## [PROBLEM DESCRIPTION]
Find the lines in the records that carry the word "icon". Copy each one.

## [EXERCISE MATERIAL]
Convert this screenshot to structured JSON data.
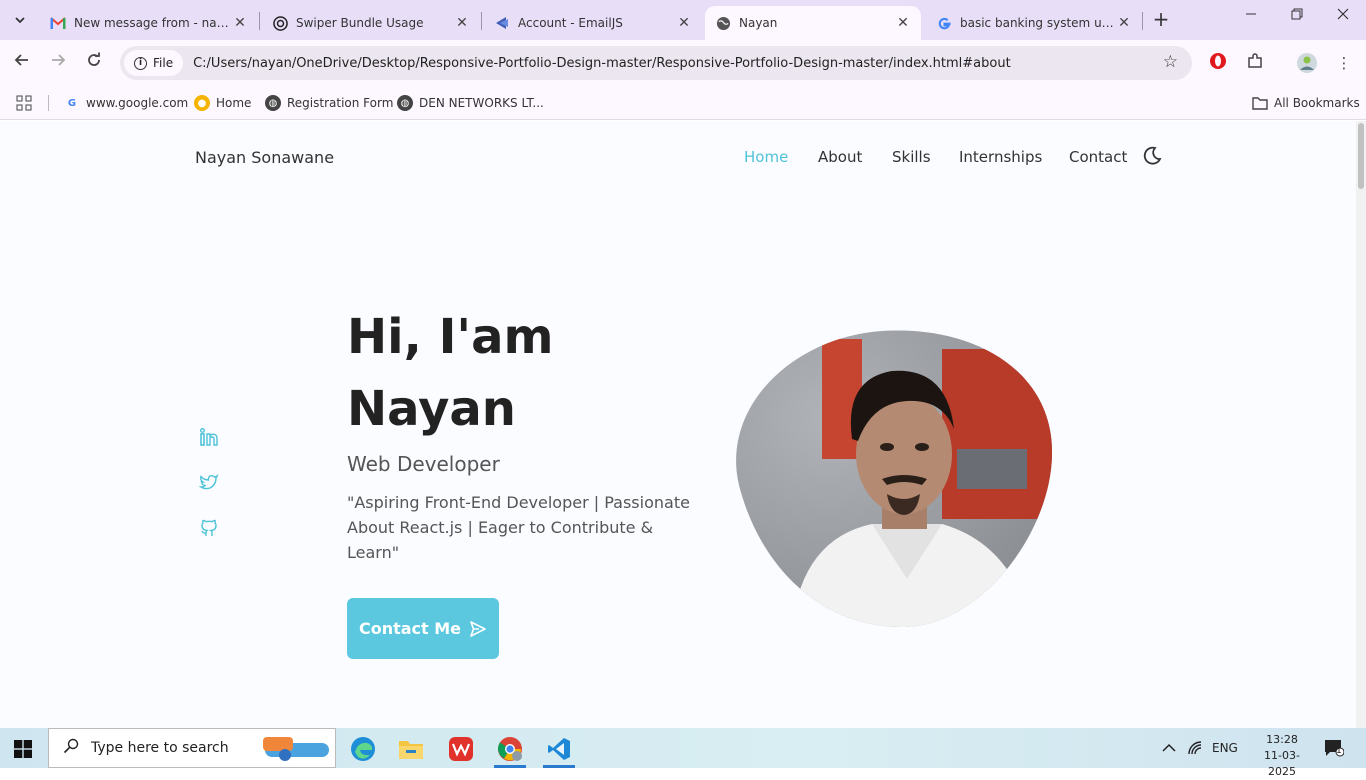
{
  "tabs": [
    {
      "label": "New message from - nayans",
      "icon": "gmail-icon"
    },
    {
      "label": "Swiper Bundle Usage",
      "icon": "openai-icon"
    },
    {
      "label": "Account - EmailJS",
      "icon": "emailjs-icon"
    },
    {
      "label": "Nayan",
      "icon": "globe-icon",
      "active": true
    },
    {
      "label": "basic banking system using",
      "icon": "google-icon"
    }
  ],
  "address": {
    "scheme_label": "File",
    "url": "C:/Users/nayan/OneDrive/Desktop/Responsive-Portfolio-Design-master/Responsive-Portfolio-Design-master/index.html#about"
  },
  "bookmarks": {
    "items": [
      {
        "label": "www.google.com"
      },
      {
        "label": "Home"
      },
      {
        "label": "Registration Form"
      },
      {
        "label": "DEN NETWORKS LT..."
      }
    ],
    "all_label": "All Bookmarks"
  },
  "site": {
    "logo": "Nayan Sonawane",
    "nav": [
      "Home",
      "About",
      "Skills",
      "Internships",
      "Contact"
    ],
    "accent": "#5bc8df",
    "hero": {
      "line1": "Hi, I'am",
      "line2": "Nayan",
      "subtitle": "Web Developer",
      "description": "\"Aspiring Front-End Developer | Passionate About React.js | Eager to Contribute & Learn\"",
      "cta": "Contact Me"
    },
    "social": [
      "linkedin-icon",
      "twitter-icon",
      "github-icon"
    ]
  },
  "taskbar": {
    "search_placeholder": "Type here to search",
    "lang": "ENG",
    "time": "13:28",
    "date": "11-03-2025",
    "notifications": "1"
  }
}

## [RESULT]
      "icon": "gmail-icon"
      "icon": "openai-icon"
      "icon": "emailjs-icon"
      "icon": "globe-icon",
      "icon": "google-icon"
      "linkedin-icon",
      "twitter-icon",
      "github-icon"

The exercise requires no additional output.